The World Health Organization has posted its weekly Sitrep on Zika, Microcephaly and Guillain-Barré syndrome. I've only posted the summary, follow the link to download and read the full 13-page PDF report.
21 April 2016
Zika virus, Microcephaly and Guillain-Barré syndrome
Summary:From 1 January 2007 to 20 April 2016, Zika virus transmission was documented in a total of 66 countries and territories.
- 42 countries are experiencing a first outbreak of Zika virus since 2015, with no previous evidence of circulation, and with ongoing transmission by mosquitos.
- 17 countries have reported evidence of Zika virus transmission prior to 2015, with or without ongoing transmission or have reported an outbreak since 2015 that is now over.
In the week to 20 April, no additional countries have reported mosquito-borne Zika virus transmission. Peru and Portugal are the latest countries to report person-to-person transmission.
- Eight countries have now reported evidence of person-to-person transmission of Zika virus, other than mosquito-borne transmission (Argentina, Chile, France, Italy, New Zealand, Peru, Portugal and the United States of America).

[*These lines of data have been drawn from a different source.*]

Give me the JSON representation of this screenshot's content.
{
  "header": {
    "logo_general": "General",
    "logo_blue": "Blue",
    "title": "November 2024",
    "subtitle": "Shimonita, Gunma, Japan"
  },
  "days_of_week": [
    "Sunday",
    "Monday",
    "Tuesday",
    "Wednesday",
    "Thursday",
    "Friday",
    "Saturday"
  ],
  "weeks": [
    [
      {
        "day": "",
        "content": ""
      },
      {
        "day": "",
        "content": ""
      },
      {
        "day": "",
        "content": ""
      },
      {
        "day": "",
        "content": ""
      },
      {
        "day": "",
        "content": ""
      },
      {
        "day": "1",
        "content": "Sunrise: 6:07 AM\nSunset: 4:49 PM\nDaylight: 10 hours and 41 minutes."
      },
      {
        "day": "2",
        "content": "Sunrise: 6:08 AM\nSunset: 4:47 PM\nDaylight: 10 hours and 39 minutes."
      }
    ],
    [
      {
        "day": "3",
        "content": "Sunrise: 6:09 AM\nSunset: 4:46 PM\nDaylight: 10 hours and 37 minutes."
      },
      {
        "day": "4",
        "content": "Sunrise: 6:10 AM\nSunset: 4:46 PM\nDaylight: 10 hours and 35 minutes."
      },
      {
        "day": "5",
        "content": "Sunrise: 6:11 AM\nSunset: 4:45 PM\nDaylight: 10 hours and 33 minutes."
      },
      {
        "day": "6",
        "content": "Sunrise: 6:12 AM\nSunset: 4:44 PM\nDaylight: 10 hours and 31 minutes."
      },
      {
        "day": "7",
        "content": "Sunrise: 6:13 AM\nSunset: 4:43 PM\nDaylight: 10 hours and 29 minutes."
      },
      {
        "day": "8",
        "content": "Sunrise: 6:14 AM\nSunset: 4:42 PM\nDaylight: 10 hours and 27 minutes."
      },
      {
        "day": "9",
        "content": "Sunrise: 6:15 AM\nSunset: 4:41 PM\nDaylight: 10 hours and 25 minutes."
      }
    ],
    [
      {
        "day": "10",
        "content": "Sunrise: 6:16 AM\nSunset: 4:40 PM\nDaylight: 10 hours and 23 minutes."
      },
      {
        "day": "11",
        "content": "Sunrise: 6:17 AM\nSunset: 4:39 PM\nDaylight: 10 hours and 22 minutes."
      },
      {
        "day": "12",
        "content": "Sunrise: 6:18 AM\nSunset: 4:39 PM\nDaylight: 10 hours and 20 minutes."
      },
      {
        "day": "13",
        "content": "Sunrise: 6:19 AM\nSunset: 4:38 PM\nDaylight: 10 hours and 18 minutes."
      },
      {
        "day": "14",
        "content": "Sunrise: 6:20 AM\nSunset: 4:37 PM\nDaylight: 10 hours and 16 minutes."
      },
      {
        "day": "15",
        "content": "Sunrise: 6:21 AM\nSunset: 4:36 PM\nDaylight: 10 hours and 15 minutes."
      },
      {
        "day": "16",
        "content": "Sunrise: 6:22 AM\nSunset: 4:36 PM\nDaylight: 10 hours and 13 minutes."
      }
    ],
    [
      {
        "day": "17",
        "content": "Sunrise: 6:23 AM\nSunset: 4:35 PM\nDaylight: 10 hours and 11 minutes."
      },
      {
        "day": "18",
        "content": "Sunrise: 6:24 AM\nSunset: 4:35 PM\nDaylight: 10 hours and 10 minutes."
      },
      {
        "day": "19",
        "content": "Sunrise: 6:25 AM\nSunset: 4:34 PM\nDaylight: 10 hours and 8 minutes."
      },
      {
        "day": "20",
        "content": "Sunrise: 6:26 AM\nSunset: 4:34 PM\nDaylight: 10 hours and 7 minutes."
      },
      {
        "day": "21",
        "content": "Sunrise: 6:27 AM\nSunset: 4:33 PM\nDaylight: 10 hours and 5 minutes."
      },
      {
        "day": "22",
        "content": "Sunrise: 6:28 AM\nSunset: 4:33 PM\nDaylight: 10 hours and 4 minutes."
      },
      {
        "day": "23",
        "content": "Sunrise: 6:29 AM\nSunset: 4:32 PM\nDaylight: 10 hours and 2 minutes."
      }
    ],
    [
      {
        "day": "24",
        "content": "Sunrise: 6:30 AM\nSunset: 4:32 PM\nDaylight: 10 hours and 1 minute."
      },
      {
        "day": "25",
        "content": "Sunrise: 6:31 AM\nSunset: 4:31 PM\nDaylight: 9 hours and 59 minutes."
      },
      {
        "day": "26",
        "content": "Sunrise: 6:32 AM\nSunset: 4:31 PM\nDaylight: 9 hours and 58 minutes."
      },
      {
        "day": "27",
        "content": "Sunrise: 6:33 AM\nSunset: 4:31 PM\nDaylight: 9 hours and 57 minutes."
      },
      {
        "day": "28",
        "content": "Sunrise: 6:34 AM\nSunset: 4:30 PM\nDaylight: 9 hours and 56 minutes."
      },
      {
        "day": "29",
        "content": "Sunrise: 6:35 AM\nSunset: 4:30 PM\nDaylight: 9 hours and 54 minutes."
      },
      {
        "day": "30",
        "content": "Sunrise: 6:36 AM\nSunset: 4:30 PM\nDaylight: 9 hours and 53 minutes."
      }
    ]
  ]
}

Microcephaly and other fetal malformations potentially associated with Zika virus infection or suggestive of congenital infection have been reported in six countries (Brazil, Cabo Verde, Colombia, French Polynesia, Martinique and Panama). Two cases, each linked to a stay in Brazil, were detected in Slovenia and the United States of America. A further case, linked to a brief stay in Mexico, Guatemala and Belize, was detected in a pregnant woman in the United States of America.
In the context of Zika virus circulation, 13 countries and territories worldwide have reported an increased incidence of Guillain-Barré syndrome (GBS) and/or laboratory confirmation of a Zika virus infection among GBS cases.
Based on a growing body of research, there is scientific consensus that Zika virus is a cause of microcephaly and GBS.